[Data about app and page elements]

################

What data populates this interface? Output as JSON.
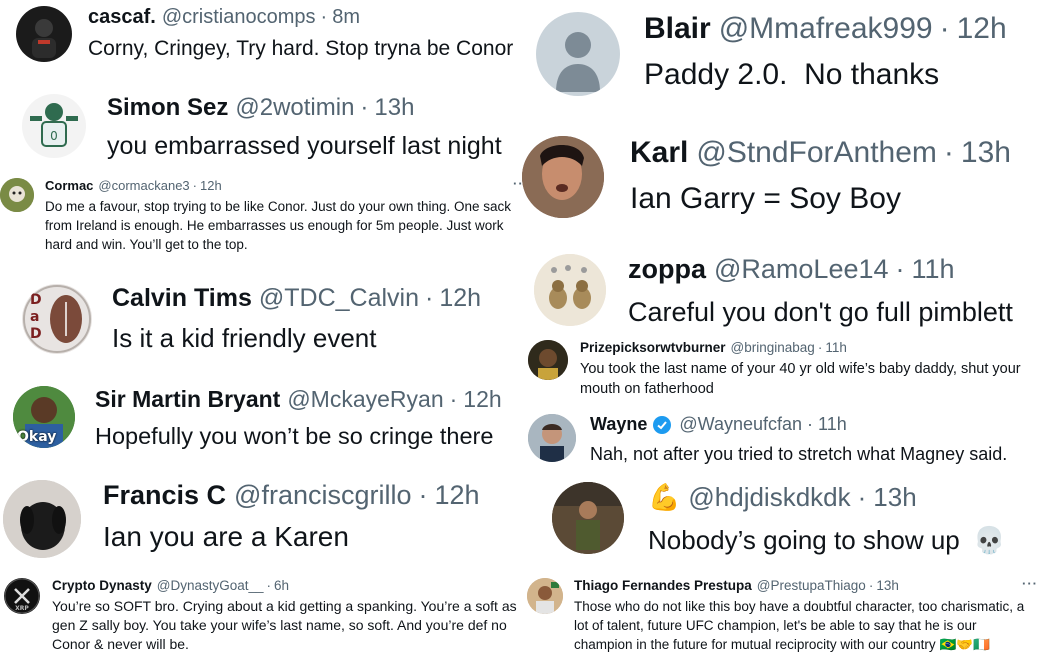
{
  "left": [
    {
      "name": "cascaf.",
      "handle": "@cristianocomps",
      "sep": "·",
      "time": "8m",
      "text": "Corny, Cringey, Try hard. Stop tryna be Conor"
    },
    {
      "name": "Simon Sez",
      "handle": "@2wotimin",
      "sep": "·",
      "time": "13h",
      "text": "you embarrassed yourself last night"
    },
    {
      "name": "Cormac",
      "handle": "@cormackane3",
      "sep": "·",
      "time": "12h",
      "text": "Do me a favour, stop trying to be like Conor. Just do your own thing. One sack from Ireland is enough. He embarrasses us enough for 5m people. Just work hard and win. You’ll get to the top."
    },
    {
      "name": "Calvin Tims",
      "handle": "@TDC_Calvin",
      "sep": "·",
      "time": "12h",
      "text": "Is it a kid friendly event",
      "avatar_letters": "DaD"
    },
    {
      "name": "Sir Martin Bryant",
      "handle": "@MckayeRyan",
      "sep": "·",
      "time": "12h",
      "text": "Hopefully you won’t be so cringe there",
      "avatar_caption": "Okay"
    },
    {
      "name": "Francis C",
      "handle": "@franciscgrillo",
      "sep": "·",
      "time": "12h",
      "text": "Ian you are a Karen"
    },
    {
      "name": "Crypto Dynasty",
      "handle": "@DynastyGoat__",
      "sep": "·",
      "time": "6h",
      "text": "You’re so SOFT bro. Crying about a kid getting a spanking. You’re a soft as gen Z sally boy. You take your wife’s last name, so soft. And you’re def no Conor & never will be.",
      "avatar_caption": "XRP"
    }
  ],
  "right": [
    {
      "name": "Blair",
      "handle": "@Mmafreak999",
      "sep": "·",
      "time": "12h",
      "text": "Paddy 2.0.  No thanks"
    },
    {
      "name": "Karl",
      "handle": "@StndForAnthem",
      "sep": "·",
      "time": "13h",
      "text": "Ian Garry = Soy Boy"
    },
    {
      "name": "zoppa",
      "handle": "@RamoLee14",
      "sep": "·",
      "time": "11h",
      "text": "Careful you don't go full pimblett"
    },
    {
      "name": "Prizepicksorwtvburner",
      "handle": "@bringinabag",
      "sep": "·",
      "time": "11h",
      "text": "You took the last name of your 40 yr old wife’s baby daddy, shut your mouth on fatherhood"
    },
    {
      "name": "Wayne",
      "handle": "@Wayneufcfan",
      "sep": "·",
      "time": "11h",
      "text": "Nah, not after you tried to stretch what Magney said.",
      "verified_icon": "verified-check"
    },
    {
      "name": "💪",
      "handle": "@hdjdiskdkdk",
      "sep": "·",
      "time": "13h",
      "text": "Nobody’s going to show up",
      "text_emoji": "💀"
    },
    {
      "name": "Thiago Fernandes Prestupa",
      "handle": "@PrestupaThiago",
      "sep": "·",
      "time": "13h",
      "text": "Those who do not like this boy have a doubtful character, too charismatic, a lot of talent, future UFC champion, let's be able to say that he is our champion in the future for mutual reciprocity with our country",
      "text_emoji": "🇧🇷🤝🇮🇪"
    }
  ],
  "more_glyph": "···",
  "colors": {
    "text": "#0f1419",
    "secondary": "#536471",
    "verified": "#1d9bf0",
    "divider": "#eff3f4"
  },
  "icons": {
    "more": "more-dots-icon",
    "verified": "verified-check-icon",
    "default_avatar": "default-profile-icon"
  }
}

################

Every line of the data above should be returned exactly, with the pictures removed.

• [Result of this exercise]:
What data populates this interface? Output as JSON.
{
  "left": [
    {
      "name": "cascaf.",
      "handle": "@cristianocomps",
      "sep": "·",
      "time": "8m",
      "text": "Corny, Cringey, Try hard. Stop tryna be Conor"
    },
    {
      "name": "Simon Sez",
      "handle": "@2wotimin",
      "sep": "·",
      "time": "13h",
      "text": "you embarrassed yourself last night"
    },
    {
      "name": "Cormac",
      "handle": "@cormackane3",
      "sep": "·",
      "time": "12h",
      "text": "Do me a favour, stop trying to be like Conor. Just do your own thing. One sack from Ireland is enough. He embarrasses us enough for 5m people. Just work hard and win. You’ll get to the top."
    },
    {
      "name": "Calvin Tims",
      "handle": "@TDC_Calvin",
      "sep": "·",
      "time": "12h",
      "text": "Is it a kid friendly event",
      "avatar_letters": "DaD"
    },
    {
      "name": "Sir Martin Bryant",
      "handle": "@MckayeRyan",
      "sep": "·",
      "time": "12h",
      "text": "Hopefully you won’t be so cringe there",
      "avatar_caption": "Okay"
    },
    {
      "name": "Francis C",
      "handle": "@franciscgrillo",
      "sep": "·",
      "time": "12h",
      "text": "Ian you are a Karen"
    },
    {
      "name": "Crypto Dynasty",
      "handle": "@DynastyGoat__",
      "sep": "·",
      "time": "6h",
      "text": "You’re so SOFT bro. Crying about a kid getting a spanking. You’re a soft as gen Z sally boy. You take your wife’s last name, so soft. And you’re def no Conor & never will be.",
      "avatar_caption": "XRP"
    }
  ],
  "right": [
    {
      "name": "Blair",
      "handle": "@Mmafreak999",
      "sep": "·",
      "time": "12h",
      "text": "Paddy 2.0.  No thanks"
    },
    {
      "name": "Karl",
      "handle": "@StndForAnthem",
      "sep": "·",
      "time": "13h",
      "text": "Ian Garry = Soy Boy"
    },
    {
      "name": "zoppa",
      "handle": "@RamoLee14",
      "sep": "·",
      "time": "11h",
      "text": "Careful you don't go full pimblett"
    },
    {
      "name": "Prizepicksorwtvburner",
      "handle": "@bringinabag",
      "sep": "·",
      "time": "11h",
      "text": "You took the last name of your 40 yr old wife’s baby daddy, shut your mouth on fatherhood"
    },
    {
      "name": "Wayne",
      "handle": "@Wayneufcfan",
      "sep": "·",
      "time": "11h",
      "text": "Nah, not after you tried to stretch what Magney said.",
      "verified_icon": "verified-check"
    },
    {
      "name": "💪",
      "handle": "@hdjdiskdkdk",
      "sep": "·",
      "time": "13h",
      "text": "Nobody’s going to show up",
      "text_emoji": "💀"
    },
    {
      "name": "Thiago Fernandes Prestupa",
      "handle": "@PrestupaThiago",
      "sep": "·",
      "time": "13h",
      "text": "Those who do not like this boy have a doubtful character, too charismatic, a lot of talent, future UFC champion, let's be able to say that he is our champion in the future for mutual reciprocity with our country",
      "text_emoji": "🇧🇷🤝🇮🇪"
    }
  ],
  "more_glyph": "···",
  "colors": {
    "text": "#0f1419",
    "secondary": "#536471",
    "verified": "#1d9bf0",
    "divider": "#eff3f4"
  },
  "icons": {
    "more": "more-dots-icon",
    "verified": "verified-check-icon",
    "default_avatar": "default-profile-icon"
  }
}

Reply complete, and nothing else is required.